Jessie nodded. She’d known that, of course. Not how the magic worked, but that the Archmagi weren’t a firm group. Still, you saw some person called an “Archmage” enough that it was easy to think of it as a sort of a club that a person could get into, a club with benefits. On the other hand, if it was like celebrity, then you probably knew who else was in once you were in, so she was willing to bet there was a lot of behind the scenes association.
Outside of the car the last of the fungal growths passed. The streets opened up and the houses rapidly got larger. The center of town was an expensive district. The big houses set well back in their landscaped yards were entirely normal beyond their size and obvious expense.
And there, in the center of it all was the capitol building. Kyle watched it approach with an unreadable expression. Jessie thought there was something of longing in his eyes, and also a hint of fear.
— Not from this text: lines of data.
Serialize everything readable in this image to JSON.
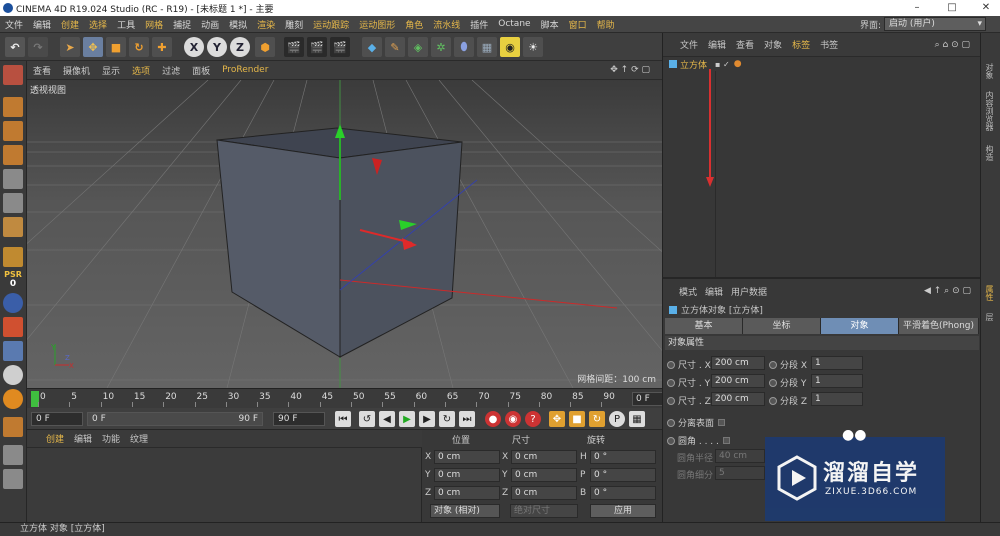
{
  "window": {
    "title": "CINEMA 4D R19.024 Studio (RC - R19) - [未标题 1 *] - 主要",
    "min": "–",
    "max": "□",
    "close": "✕"
  },
  "menubar": [
    "文件",
    "编辑",
    "创建",
    "选择",
    "工具",
    "网格",
    "捕捉",
    "动画",
    "模拟",
    "渲染",
    "雕刻",
    "运动跟踪",
    "运动图形",
    "角色",
    "流水线",
    "插件",
    "Octane",
    "脚本",
    "窗口",
    "帮助"
  ],
  "layout": {
    "label": "界面:",
    "value": "启动 (用户)"
  },
  "toolbar": {
    "x": "X",
    "y": "Y",
    "z": "Z"
  },
  "lefttools": {
    "psr": "PSR",
    "psr_val": "0"
  },
  "viewport": {
    "menu": [
      "查看",
      "摄像机",
      "显示",
      "选项",
      "过滤",
      "面板",
      "ProRender"
    ],
    "label": "透视视图",
    "grid_label": "网格间距：100 cm"
  },
  "timeline": {
    "ticks": [
      "0",
      "5",
      "10",
      "15",
      "20",
      "25",
      "30",
      "35",
      "40",
      "45",
      "50",
      "55",
      "60",
      "65",
      "70",
      "75",
      "80",
      "85",
      "90"
    ],
    "frame": "0 F"
  },
  "transport": {
    "start": "0 F",
    "range_start": "0 F",
    "range_end": "90 F",
    "end": "90 F"
  },
  "material": {
    "menu": [
      "创建",
      "编辑",
      "功能",
      "纹理"
    ]
  },
  "coords": {
    "headers": [
      "位置",
      "尺寸",
      "旋转"
    ],
    "rows": [
      {
        "axis": "X",
        "pos": "0 cm",
        "size_axis": "X",
        "size": "0 cm",
        "rot_axis": "H",
        "rot": "0 °"
      },
      {
        "axis": "Y",
        "pos": "0 cm",
        "size_axis": "Y",
        "size": "0 cm",
        "rot_axis": "P",
        "rot": "0 °"
      },
      {
        "axis": "Z",
        "pos": "0 cm",
        "size_axis": "Z",
        "size": "0 cm",
        "rot_axis": "B",
        "rot": "0 °"
      }
    ],
    "mode": "对象 (相对)",
    "size_mode": "绝对尺寸",
    "apply": "应用"
  },
  "objects": {
    "menu": [
      "文件",
      "编辑",
      "查看",
      "对象",
      "标签",
      "书签"
    ],
    "items": [
      {
        "name": "立方体"
      }
    ]
  },
  "rightstrip": [
    "对象",
    "内容浏览器",
    "构造",
    "属性",
    "层"
  ],
  "attributes": {
    "menu": [
      "模式",
      "编辑",
      "用户数据"
    ],
    "title": "立方体对象 [立方体]",
    "tabs": [
      "基本",
      "坐标",
      "对象",
      "平滑着色(Phong)"
    ],
    "section": "对象属性",
    "rows": [
      {
        "label": "尺寸 . X",
        "value": "200 cm",
        "seg_label": "分段 X",
        "seg": "1"
      },
      {
        "label": "尺寸 . Y",
        "value": "200 cm",
        "seg_label": "分段 Y",
        "seg": "1"
      },
      {
        "label": "尺寸 . Z",
        "value": "200 cm",
        "seg_label": "分段 Z",
        "seg": "1"
      }
    ],
    "separate": "分离表面",
    "fillet": "圆角 . . . .",
    "fillet_radius_label": "圆角半径",
    "fillet_radius": "40 cm",
    "fillet_sub_label": "圆角细分",
    "fillet_sub": "5"
  },
  "status": "立方体 对象 [立方体]",
  "watermark": {
    "cn": "溜溜自学",
    "url": "ZIXUE.3D66.COM"
  }
}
More to distract him than anything else she asked, “So is patenting the spell like this going to end the investigation against you?”
Kyle gave her a startled look, “No, its a totally different spell.”
“But you set up this appointment right after Ketan told you about the investigation.”
He shrugged, “At the time, it just seemed like a good idea. I’ve given it some more thought though, and this whole investigation seems like a scam. Framing someone for a crime is one thing, but this would be a matter of framing me for a whole conspiracy. They’d have to bribe every witness, plant evidence all over, there’s just more to fake with something long running. Then, how did I profit?” He gave her a crooked grin, “I don’t even own a car!”
“So what do you think it’s about?”
“It came to me at the Old Mine. I think they want to get me out of the way long enough to figure out my spell. I wouldn’t be surprised if someone has already tried to learn it, but that was the first time I’d used it directly in public.” He laughed, “You should have seen how paranoid I was casting it the last few times after I thought about that.”
Jessie didn’t have a reply to that. Or rather, she didn’t have anything she could say. People had tried to get the spell. She had tried to get the spell. The part of her mind that normally made conversation for her sort of locked up wanting to mention that very salient fact. Fortunately, she was saved by the car pulling to a halt and telling them they’d arrived.
It was a grand old building, probably one of the nicer ones in the city. It stood four stories tall. Low for a modern building, but the scale of its construction made it seem massive nonetheless. Each block in its stone walls was five feet tall, by five feet wide. Windows into the building were deep set, a foot or two of solid stone standing in front of them. The front steps were broad expanses of polished white marble which must have been terrible to ascend in the rain. Lions flanked them standing eternal silent watch. The top of the building was mostly an uneven landscape of tiled peaks lined with lightning rods like spears. From the very center of the building a proud dome rose, it was coated in copper still bright for some reason, and at each of the compass points a huge crystal prism of a window looked out on the city.
Kyle gave the dome that strange nervous look and gestured toward it, “That’s the office of the Registrar.”